OPINION: Once the bookies start paying out you know a race is over. And they are already paying bets on the outcome of the US presidential election. So it's a good time to start thinking about a Clinton administration – and particularly economic policy.

During her campaign Hillary Rodham Clinton (HRC) has argued for some fairly left-leaning policies, at least by historical standards. She has campaigned in favour of raising taxes on high-income earners and companies, raising the minimum wage, scrapping the Trans-Pacific Partnership, and creating the largest jobs program since World War II.

There's a good chance she believes in her platform. What then, might happen?

That requires a lot of speculation, but here goes.

Let's begin with the minimum wage. The best economic evidence suggests that modest increases do not decrease employment much, but do help the recipients a lot. Moreover, the Clinton plan to move gradually to a national $15 minimum wage is hardly radical. Some large cities have already announced such plans, and many states already have minimum wages about the federal minimum wage level. It's a good policy, and will likely do a lot to help the working poor.

Similarly, her stance on trade agreements not revolutionary. I support the Trans-Pacific Partnership – but even advocates must acknowledge that previous deals have done most of the economic heavy lifting. Deals like the North American Free Trade Agreement were hugely important. The TPP is good, but it's kind of an optional extra in the trade reform landscape. And it's not even clear she is really against it based on recently revealed speeches she made to private gatherings.

Tax policy is an area with more dramatic proposals. A 4 percentage point increase on those earning more than $5 million, adopting the so-called "Buffett Rule" to establish a minimum threshold rate of tax payable, raising the estate tax back to 2009 levels, and cracking down on certain corporate tax breaks and loopholes are among the measures HRC proposes.

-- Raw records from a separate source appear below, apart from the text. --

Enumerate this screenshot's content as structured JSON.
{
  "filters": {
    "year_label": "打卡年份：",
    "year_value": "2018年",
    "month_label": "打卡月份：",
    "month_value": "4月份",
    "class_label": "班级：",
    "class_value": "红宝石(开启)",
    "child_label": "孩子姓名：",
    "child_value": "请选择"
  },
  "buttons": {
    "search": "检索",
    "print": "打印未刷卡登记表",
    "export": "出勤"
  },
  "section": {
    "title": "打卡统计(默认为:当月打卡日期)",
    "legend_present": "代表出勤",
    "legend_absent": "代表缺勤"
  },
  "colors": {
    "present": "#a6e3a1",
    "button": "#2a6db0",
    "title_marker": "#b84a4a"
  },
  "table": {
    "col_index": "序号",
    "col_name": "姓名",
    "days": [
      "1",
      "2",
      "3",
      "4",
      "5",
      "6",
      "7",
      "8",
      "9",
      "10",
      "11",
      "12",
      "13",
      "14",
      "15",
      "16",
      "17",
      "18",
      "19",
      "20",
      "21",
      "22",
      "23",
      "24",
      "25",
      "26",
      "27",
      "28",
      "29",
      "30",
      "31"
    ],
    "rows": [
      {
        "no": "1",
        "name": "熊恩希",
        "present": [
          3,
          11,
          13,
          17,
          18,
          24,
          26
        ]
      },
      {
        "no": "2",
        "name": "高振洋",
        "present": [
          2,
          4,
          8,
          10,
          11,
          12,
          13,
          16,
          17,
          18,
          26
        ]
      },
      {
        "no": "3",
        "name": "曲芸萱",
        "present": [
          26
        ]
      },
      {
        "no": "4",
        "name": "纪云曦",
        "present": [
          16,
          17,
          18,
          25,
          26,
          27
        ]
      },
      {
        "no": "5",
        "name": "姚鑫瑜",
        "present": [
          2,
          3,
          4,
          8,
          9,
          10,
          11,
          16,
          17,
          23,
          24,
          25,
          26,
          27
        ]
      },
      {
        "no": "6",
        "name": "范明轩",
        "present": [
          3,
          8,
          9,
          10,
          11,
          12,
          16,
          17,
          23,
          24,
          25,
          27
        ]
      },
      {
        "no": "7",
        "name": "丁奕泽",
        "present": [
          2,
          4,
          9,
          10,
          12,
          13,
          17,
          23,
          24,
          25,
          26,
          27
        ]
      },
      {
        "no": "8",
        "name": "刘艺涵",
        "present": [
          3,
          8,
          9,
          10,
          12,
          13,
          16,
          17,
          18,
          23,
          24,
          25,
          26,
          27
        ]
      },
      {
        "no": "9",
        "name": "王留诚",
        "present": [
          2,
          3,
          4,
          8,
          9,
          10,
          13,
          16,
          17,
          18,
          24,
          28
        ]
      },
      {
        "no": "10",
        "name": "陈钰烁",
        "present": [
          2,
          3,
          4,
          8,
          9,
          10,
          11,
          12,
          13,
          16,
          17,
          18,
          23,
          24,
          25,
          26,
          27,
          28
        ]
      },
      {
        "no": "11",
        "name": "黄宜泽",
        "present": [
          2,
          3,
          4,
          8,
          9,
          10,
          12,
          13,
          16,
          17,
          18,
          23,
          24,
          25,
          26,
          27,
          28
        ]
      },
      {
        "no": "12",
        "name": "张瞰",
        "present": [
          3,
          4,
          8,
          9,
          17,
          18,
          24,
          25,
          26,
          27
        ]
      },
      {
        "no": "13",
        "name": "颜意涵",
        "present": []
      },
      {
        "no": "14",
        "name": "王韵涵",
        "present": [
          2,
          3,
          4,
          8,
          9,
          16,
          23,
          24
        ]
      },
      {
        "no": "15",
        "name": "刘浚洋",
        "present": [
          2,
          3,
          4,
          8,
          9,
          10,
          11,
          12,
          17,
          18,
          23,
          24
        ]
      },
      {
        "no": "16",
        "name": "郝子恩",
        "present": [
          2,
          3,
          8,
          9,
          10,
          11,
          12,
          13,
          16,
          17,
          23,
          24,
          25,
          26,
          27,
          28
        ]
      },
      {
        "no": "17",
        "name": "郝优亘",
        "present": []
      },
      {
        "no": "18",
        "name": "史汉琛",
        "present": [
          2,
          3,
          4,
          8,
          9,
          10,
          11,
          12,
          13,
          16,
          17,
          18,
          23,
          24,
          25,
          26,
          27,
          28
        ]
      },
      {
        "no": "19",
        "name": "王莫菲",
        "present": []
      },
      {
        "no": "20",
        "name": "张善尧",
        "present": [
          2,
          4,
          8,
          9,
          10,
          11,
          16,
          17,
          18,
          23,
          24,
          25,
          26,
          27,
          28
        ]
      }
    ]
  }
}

These measures are likely to make a dent in income inequality, which is vital. It will also make the system look fairer. Hedge fund managers can't believe their luck that carried interest is taxed as if it were capital gains rather than ordinary income. That policy is a boondoggle for funds managers. Scrapping it won't raise much money, but it is important for confidence in the system. As former US Treasury secretary Larry Summers once said: "Rarely has a policy existed so long with such weak arguments in its favour."

Overall, on tax it looks a boost to actual and perceived fairness, while arguably reducing the federal deficit.

Her website describes what may be her boldest policy: "Launch our country's boldest investments in infrastructure since the construction of our interstate highway system in the 1950s." Anyone who has visited an American airport knows the US is in dire need of new infrastructure spending.

Many people (including myself) have advocated such infrastructure investment as a way to help overcome the downward shift in the stable rate of economic growth (or "secular stagnation") that has plagued most advanced economies. It is indeed a bold policy, and a very good one.

In education, Clinton plans to make preschool universal for four-year-olds. She also wants to guarantee up to 12 weeks of paid family leave. These are all things that should boost economic growth, in addition to improving health and education outcomes.

It's not all quite so rosy. Her plan to strengthen manufacturing looks like wishing for the past, and calls for a "crackdown on companies that ship jobs and earning overseas" sound implausible. Calling for a "New Manhattan Project" to "rebuild American manufacturing" is rather over the top. It's not even clear it has a well-defined objective, apart from winning votes.

One could easily imagine this becoming old-style winner-picking industry policy: very expensive and not effective. And Congress might allow it, since it helps them deliver pork to their districts.

Hillary Clinton has different packaging than Bill, the previous Clinton – and some important differences. But the proposals are hardly the stuff of the radical left. They are pretty centrist, but should make America a fairer place – with better, growth-boosting infrastructure.

Richard Holden is Professor of Economics at the UNSW Business School.

This opinion piece was first published in the Australian Financial Review.